The Grasshopper

all day long
we hear your scraping
summer song
as through
the meadow
we pass
such funny legs
such funny feet
and how we wonder
what you eat
maybe a single blink of dew
sipped from a clover leaf would do
then high in air
once more you spring
to fall in grass again
and sing.

Below is a Lubber growing larger, but still black with yellow stripes.

Some taxonomists argue for Romalea gutatta.

See if you can find the grasshopper in this classic Hokusai painting!

And here is a cohort of young lubber instars!

Tuesday, March 5, 2013

Palmedes Swallowtail

 Spring butterflies are starting to appear in SW Florida.  This Palmedes Swallowtail (Paplilo palmedes) was seen patrolling the woodline on the Seaboard Grade in the Babcock-Webb WMA in Punta Gorda on March 5, 2013.

The Swamp Bay and Red Bay are it's host plant, but this one was seen basking on Saw Palmetto.

Monday, March 4, 2013

Burrowing Owl

The Burrowing Owl (Athene cunicularia) is North America's only raptor that nests underground.   There are local and spotty populations here in SW Florida, with habitat loss being the greatest threat to these small owls.  Here's a link to the Burrowing Owl Conservation Society, with a nice video.

Nine inches tall, with a wingspan of 21 inches, Burrowing Owls are diurnal, and can be spotted sitting atop or near their borrows.  In Florida, they are a "species of special concern," and are protected from all hunting and burrow disturbance.  Many burrows in SW Florida are marked like the one below, and some are even supplied with handy perches.

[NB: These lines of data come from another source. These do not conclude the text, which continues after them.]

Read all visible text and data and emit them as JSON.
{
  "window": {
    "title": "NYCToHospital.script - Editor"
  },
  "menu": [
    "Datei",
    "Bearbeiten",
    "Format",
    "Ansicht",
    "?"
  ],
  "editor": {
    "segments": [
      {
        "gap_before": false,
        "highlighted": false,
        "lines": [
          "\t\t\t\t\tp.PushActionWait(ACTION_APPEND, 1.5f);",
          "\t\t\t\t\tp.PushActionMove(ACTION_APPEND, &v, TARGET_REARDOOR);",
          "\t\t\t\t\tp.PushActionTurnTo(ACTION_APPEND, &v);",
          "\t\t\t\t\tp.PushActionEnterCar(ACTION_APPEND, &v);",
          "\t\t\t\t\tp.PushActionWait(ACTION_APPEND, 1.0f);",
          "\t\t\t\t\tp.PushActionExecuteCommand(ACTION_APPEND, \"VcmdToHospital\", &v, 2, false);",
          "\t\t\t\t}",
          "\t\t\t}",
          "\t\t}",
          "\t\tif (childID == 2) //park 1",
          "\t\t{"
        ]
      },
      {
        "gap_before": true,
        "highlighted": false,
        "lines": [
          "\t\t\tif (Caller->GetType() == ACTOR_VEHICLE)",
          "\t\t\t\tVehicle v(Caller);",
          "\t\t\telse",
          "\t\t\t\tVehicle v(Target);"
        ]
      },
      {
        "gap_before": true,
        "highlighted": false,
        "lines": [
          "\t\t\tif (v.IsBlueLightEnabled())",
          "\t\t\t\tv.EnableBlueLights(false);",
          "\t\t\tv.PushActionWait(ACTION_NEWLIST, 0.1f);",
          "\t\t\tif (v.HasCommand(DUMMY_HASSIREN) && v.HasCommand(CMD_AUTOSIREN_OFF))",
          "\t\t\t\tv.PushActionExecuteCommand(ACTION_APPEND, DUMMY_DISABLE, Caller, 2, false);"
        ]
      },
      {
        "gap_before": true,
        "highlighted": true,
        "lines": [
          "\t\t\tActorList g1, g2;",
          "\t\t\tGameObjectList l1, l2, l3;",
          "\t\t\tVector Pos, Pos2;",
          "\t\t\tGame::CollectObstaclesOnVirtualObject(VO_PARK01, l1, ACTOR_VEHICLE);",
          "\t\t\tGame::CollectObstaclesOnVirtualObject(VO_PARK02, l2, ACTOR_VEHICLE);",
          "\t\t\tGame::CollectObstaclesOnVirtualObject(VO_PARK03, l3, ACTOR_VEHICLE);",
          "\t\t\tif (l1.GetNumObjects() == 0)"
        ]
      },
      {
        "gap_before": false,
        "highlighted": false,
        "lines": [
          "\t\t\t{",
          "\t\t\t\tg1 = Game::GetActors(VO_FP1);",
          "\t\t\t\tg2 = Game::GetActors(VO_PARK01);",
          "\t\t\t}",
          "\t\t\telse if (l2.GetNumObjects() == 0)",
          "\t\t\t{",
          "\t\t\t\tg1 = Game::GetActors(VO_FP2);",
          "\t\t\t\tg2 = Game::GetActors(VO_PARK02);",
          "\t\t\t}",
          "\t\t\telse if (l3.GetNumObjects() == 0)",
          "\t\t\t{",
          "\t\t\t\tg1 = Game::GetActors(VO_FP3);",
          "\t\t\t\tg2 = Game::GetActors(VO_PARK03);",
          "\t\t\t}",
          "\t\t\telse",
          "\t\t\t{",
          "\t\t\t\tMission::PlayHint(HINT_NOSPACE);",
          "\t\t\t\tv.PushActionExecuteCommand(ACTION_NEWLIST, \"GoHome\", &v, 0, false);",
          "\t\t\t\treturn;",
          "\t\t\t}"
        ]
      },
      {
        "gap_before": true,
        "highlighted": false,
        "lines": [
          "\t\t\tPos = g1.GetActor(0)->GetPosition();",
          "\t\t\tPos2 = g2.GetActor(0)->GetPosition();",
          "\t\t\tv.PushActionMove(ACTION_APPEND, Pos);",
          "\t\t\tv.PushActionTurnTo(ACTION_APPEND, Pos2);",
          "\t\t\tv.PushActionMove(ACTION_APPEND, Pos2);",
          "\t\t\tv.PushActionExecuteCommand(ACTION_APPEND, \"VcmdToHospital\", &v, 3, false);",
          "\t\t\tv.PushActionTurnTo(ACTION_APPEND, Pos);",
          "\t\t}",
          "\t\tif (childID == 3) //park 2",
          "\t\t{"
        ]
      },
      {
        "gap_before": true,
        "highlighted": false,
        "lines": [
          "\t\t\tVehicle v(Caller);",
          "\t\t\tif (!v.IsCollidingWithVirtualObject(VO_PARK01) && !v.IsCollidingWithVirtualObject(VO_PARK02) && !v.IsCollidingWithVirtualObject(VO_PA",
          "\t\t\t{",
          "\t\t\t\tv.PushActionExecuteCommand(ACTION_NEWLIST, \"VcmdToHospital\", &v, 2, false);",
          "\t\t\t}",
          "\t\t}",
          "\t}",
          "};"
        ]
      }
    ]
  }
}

With an estimated 3000 Burrowing Owls in Florida, Cape Coral has the largest population.  The city has an annual "Burrowing Owl Festival," offers tours and even has an Owl Cam so you can watch a burrow on your computer!!!   Here's a link to their sure to see some of these little birds when you are in SW Florida